Go ahead, ask for 113 years [in prison] and give it to me — you won’t scare me or anybody else like me.
On March 22, 2022, Alexei Navalny’s sentence was extended to nine years in a maximum-security prison. According to the prosecution, Navalny committed fraud and stole from donations made to his Anti-Corruption Foundation (ACF) and his presidential campaign.
The verdict was based on the testimony of only four donors out of 300,000 who supported the organization since 2011. Navalny’s personal expense records did not exceed his declared income. Although 30 long-term ACF donors testified their donations were made voluntarily and used transparently, the court did not take that into consideration.
The proceedings which led to the conviction were “incompatible with the principles of the rule of law,” said German Chancellor Olaf Scholz. Although presided over by a Moscow Lefortovo Court judge, the hearings took place at a prison one hundred kilometers from Moscow, where Navalny is serving his earlier two-and-a-half-year sentence.
The public was not allowed to attend. Navalny’s legal team was not allowed to bring cell phones, laptops, or any electronic equipment into the courtroom. The approximately one-hundred journalists covering the story were only allowed to watch an online stream.
Officials took extraordinary precautions to limit public access to the trial. Further, the online stream was cut off during Navalny’s final statement.
The European Court of Human Rights revoked Navalny’s previous convictions. However, between 2011 and 2019, Navalny was detained for 474 days in Russian prisons. On January 17, 2021, Navalny was further imprisoned for allegedly violating his parole sentence (earlier revoked by the ECHR) and has remained behind bars since.
In addition to extending Navalny’s prison term, the latest maximum security sentence allows fewer visits by family members.
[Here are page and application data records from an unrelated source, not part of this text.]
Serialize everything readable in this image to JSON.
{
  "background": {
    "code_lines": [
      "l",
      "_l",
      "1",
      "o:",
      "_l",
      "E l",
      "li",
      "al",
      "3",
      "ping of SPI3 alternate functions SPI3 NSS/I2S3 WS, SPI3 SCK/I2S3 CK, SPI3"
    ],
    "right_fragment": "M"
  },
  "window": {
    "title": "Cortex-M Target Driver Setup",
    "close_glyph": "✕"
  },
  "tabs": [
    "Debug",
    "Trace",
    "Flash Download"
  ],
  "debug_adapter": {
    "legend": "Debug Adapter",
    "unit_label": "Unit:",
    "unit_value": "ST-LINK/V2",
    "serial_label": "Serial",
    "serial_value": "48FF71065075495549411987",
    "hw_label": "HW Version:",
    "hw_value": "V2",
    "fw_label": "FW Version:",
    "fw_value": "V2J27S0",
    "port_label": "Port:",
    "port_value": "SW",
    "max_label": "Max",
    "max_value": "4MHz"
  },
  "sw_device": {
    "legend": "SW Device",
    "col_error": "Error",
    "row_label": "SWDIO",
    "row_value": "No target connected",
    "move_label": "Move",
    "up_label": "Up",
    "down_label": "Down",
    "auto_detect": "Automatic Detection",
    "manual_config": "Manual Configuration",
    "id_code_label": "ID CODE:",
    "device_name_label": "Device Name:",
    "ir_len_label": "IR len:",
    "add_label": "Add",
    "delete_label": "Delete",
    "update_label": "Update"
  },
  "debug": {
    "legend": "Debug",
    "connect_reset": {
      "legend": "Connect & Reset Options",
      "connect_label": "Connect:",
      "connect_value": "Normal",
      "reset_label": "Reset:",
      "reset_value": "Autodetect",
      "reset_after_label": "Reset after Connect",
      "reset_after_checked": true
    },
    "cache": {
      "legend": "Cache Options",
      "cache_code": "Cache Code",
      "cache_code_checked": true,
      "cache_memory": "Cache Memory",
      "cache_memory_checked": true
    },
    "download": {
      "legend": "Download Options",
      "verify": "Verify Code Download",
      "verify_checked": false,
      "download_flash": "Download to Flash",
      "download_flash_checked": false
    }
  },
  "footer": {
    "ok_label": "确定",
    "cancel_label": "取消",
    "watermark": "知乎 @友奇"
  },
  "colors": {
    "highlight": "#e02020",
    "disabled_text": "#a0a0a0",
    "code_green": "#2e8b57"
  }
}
His legal team will continue appealing the Lefortovo court ruling using every opportunity the law provides.
However, with Russia’s withdrawal from the Council of Europe and the ECHR (effective September 2022), only Russian courts have jurisdiction over this matter.
The spotlight is on regional officials
November 24, 2023
This week, we have revised the 6,000 list, specifically focusing on the sections concerning governors and speakers of regional legislative assemblies.